[Task prompt] Looking at the records below, say how many lines include "Local", and add nothing else.

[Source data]
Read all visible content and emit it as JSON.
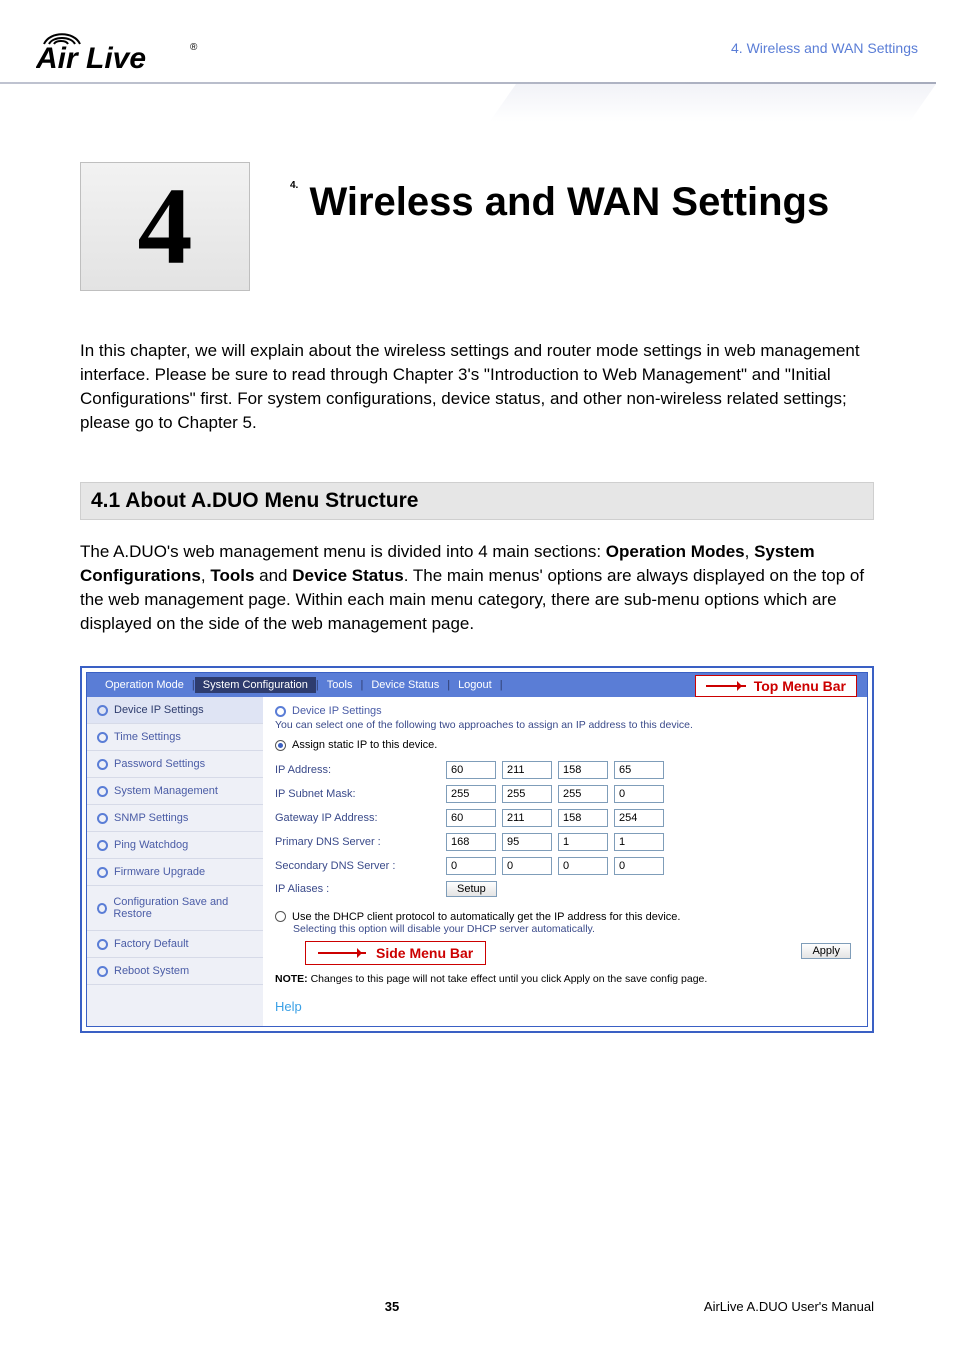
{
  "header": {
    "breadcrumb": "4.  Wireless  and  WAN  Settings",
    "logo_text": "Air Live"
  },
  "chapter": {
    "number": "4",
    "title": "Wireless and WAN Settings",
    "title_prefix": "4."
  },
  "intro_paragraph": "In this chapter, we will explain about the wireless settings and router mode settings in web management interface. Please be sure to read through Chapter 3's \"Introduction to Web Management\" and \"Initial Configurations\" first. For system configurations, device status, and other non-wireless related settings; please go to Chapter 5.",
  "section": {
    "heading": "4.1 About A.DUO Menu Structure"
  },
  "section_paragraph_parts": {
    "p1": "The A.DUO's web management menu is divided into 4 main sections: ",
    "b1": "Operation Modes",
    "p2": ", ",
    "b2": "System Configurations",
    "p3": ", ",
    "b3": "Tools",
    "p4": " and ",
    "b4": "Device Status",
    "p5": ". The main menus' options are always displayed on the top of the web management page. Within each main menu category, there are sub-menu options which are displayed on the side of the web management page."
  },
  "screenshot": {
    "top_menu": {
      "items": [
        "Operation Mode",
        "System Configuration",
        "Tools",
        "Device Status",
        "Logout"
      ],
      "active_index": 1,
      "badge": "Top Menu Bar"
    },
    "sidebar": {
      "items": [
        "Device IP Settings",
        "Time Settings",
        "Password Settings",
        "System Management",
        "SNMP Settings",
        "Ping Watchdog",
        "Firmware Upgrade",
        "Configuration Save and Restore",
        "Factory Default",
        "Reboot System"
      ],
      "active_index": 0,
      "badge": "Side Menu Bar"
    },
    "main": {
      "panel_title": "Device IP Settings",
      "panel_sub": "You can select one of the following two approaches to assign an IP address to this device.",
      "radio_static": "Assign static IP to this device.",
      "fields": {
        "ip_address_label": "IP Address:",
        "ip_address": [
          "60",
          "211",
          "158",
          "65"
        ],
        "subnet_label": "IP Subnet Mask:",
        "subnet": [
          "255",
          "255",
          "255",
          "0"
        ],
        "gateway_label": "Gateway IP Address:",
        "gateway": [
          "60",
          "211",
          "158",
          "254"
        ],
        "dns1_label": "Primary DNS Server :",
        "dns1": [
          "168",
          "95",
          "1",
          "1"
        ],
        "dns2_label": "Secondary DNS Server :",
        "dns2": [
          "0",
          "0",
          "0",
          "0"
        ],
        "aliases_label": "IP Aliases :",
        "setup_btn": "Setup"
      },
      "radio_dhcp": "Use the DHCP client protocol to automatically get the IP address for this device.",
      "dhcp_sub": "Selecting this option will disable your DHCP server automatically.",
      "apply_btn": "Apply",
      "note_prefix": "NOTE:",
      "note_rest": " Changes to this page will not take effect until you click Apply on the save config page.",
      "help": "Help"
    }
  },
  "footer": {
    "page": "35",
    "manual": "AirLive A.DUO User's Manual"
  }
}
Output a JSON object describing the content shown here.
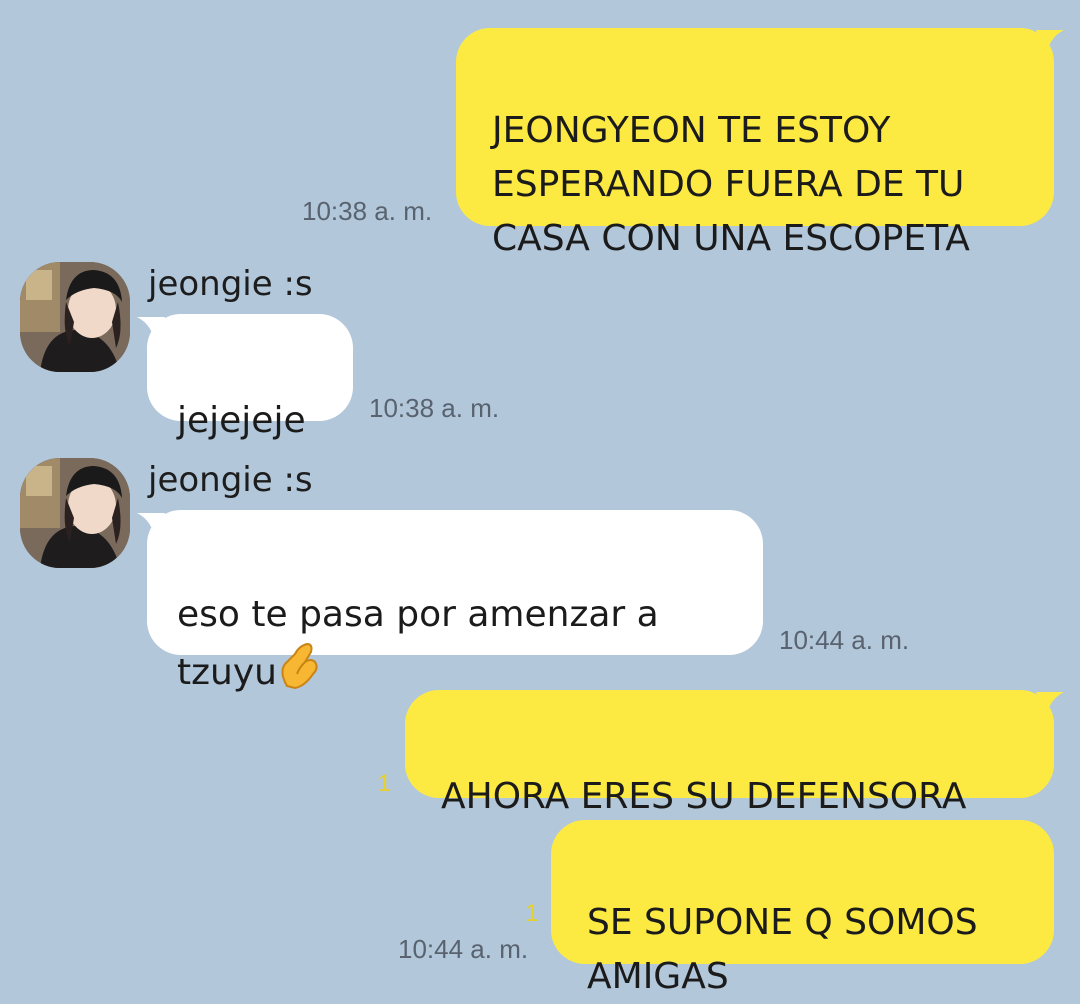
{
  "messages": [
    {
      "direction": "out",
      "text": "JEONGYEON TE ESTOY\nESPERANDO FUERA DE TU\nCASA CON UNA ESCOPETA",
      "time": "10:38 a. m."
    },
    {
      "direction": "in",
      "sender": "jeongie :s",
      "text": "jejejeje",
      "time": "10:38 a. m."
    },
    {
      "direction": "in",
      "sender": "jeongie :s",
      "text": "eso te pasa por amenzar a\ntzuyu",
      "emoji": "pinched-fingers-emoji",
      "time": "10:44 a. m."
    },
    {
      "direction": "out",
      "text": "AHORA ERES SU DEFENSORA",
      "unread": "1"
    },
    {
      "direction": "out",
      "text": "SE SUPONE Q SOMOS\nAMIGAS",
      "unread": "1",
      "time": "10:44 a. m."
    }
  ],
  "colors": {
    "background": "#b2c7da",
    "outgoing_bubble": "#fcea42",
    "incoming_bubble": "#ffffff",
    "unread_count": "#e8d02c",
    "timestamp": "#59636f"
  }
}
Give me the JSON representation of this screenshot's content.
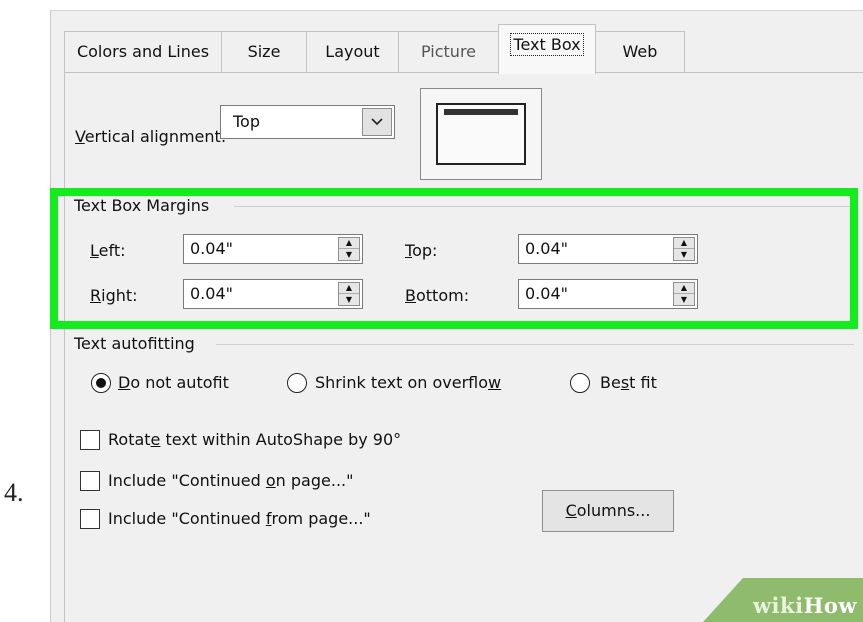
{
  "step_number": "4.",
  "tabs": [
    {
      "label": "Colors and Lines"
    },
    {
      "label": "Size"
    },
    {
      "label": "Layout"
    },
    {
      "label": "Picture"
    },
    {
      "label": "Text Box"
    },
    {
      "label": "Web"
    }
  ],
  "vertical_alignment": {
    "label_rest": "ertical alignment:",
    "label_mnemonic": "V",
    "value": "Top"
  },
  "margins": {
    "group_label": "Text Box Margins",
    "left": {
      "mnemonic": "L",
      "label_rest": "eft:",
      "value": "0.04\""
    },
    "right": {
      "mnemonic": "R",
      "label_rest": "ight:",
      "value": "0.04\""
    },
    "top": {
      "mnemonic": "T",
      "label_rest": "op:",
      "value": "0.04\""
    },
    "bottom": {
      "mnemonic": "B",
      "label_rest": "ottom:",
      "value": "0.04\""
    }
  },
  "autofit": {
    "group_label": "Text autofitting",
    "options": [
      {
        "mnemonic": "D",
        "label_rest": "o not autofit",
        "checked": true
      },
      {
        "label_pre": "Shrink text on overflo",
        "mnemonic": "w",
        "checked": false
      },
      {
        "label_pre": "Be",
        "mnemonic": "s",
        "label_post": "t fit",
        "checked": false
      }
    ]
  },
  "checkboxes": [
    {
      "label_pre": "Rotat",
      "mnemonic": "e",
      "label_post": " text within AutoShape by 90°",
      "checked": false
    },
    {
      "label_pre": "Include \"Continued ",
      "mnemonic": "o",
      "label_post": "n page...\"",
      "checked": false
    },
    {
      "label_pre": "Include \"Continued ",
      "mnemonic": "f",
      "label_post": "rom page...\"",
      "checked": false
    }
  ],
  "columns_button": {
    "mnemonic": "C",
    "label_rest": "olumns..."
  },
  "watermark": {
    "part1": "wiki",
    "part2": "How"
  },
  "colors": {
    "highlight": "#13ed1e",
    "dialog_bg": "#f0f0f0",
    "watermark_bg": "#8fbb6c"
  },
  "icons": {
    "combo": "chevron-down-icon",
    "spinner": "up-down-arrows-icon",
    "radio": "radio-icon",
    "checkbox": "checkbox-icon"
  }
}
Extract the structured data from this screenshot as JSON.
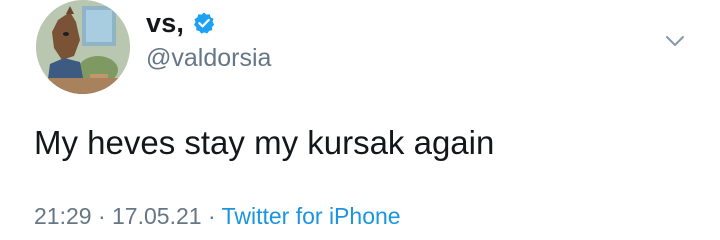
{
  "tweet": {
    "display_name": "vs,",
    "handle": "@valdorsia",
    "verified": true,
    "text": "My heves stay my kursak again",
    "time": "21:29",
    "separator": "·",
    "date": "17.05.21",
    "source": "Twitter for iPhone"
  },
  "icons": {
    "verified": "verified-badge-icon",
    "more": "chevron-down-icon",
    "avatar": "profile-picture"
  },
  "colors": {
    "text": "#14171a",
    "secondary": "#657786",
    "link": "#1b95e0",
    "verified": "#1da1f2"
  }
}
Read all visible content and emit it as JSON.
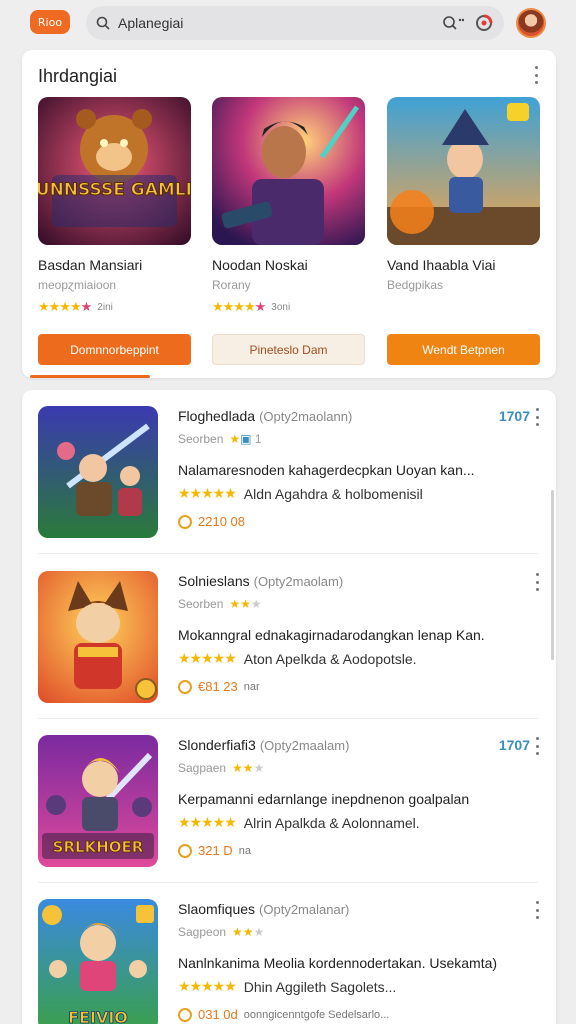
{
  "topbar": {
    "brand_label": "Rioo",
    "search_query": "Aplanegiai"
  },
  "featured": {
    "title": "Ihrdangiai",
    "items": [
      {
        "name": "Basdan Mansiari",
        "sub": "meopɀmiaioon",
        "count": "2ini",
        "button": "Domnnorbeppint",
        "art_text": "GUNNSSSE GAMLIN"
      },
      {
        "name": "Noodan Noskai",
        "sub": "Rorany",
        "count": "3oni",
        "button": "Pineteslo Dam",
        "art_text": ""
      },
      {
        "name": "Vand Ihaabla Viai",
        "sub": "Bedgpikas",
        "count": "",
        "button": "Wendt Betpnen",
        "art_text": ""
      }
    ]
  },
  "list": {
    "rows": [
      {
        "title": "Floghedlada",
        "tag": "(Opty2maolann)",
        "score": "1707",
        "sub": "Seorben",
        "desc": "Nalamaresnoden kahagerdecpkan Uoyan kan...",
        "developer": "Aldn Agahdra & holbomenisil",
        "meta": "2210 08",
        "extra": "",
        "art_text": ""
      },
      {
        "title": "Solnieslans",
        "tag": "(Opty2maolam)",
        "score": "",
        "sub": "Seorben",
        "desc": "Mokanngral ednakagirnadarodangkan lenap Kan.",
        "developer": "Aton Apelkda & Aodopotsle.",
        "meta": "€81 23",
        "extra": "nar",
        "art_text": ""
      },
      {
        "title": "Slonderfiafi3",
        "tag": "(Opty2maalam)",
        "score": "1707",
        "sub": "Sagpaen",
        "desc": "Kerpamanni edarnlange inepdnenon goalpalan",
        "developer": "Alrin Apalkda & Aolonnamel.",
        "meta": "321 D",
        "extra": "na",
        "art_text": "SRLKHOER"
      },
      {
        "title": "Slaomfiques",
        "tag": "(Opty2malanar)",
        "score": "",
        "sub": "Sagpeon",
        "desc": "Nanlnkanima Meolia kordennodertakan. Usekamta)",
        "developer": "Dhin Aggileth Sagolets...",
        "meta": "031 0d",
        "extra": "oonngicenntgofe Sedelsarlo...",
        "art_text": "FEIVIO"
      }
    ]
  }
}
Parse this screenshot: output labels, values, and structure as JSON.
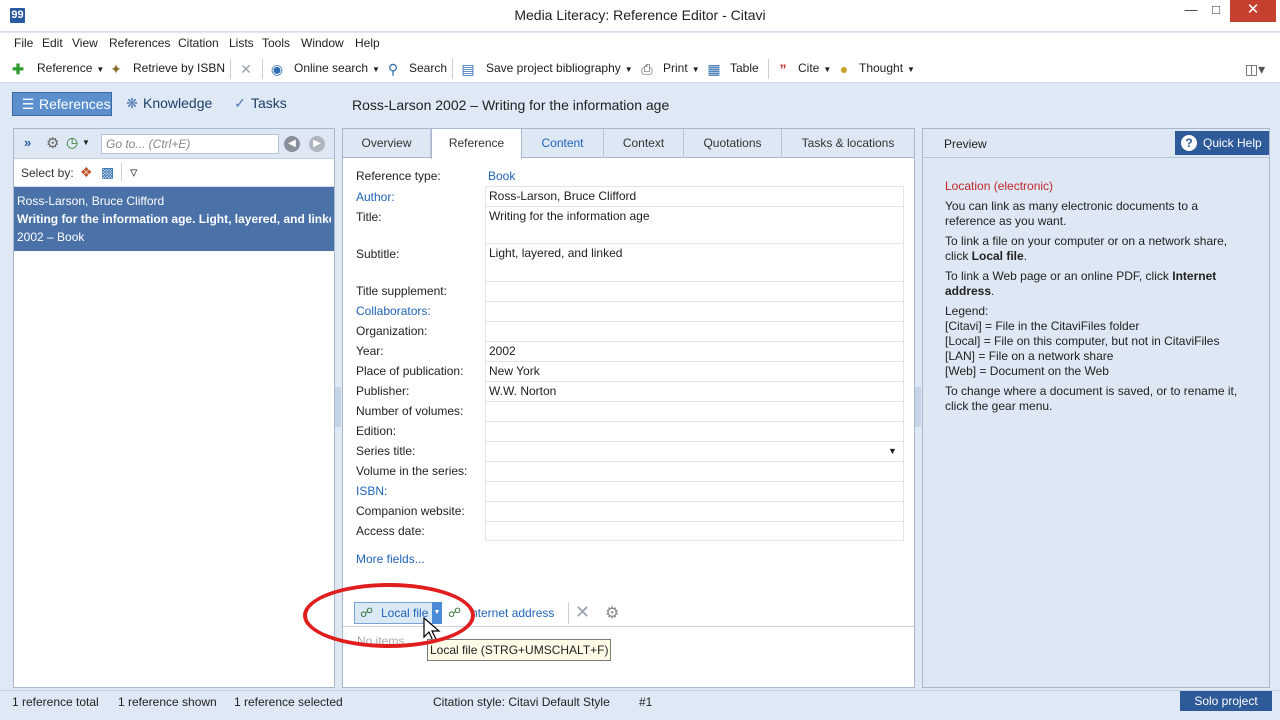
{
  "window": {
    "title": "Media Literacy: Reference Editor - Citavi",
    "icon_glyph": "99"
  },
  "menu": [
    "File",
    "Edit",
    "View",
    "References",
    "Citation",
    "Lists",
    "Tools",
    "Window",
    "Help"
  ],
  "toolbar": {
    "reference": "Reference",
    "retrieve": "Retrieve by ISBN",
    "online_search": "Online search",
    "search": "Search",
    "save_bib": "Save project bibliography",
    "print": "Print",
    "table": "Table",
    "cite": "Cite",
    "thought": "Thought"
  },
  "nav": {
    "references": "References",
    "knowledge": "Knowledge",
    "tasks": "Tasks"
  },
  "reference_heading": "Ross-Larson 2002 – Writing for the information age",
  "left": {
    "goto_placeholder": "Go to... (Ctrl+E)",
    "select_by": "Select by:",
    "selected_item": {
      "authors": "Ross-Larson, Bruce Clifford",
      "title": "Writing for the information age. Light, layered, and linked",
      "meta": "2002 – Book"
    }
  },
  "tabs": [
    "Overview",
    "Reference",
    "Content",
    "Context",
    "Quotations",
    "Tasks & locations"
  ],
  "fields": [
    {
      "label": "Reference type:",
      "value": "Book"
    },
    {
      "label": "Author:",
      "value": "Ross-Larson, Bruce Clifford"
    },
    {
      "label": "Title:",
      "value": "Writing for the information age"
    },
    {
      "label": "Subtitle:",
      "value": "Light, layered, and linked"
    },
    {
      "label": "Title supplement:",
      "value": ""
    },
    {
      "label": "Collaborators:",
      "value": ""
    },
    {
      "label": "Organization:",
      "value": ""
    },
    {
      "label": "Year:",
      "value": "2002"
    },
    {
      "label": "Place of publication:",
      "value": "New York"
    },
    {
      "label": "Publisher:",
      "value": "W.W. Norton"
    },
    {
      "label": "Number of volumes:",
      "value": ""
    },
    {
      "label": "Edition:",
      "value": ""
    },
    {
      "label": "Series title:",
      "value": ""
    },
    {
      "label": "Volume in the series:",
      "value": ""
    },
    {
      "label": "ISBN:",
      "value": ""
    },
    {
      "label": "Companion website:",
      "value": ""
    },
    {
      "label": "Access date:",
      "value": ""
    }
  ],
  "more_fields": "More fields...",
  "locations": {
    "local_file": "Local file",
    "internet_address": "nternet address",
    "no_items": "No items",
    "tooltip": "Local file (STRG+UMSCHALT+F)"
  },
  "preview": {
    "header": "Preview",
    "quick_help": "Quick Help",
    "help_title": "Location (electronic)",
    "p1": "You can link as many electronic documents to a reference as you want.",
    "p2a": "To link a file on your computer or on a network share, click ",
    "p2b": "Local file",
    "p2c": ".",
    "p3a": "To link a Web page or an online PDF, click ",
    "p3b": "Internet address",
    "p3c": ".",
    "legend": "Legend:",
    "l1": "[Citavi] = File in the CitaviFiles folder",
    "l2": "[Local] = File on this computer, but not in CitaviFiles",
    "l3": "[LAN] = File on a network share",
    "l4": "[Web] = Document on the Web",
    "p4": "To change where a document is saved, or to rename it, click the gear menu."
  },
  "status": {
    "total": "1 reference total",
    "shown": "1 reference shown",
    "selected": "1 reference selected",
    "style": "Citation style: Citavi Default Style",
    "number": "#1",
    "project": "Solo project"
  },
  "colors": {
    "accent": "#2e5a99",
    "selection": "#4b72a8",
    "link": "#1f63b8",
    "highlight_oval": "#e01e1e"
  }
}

[Your solution] 4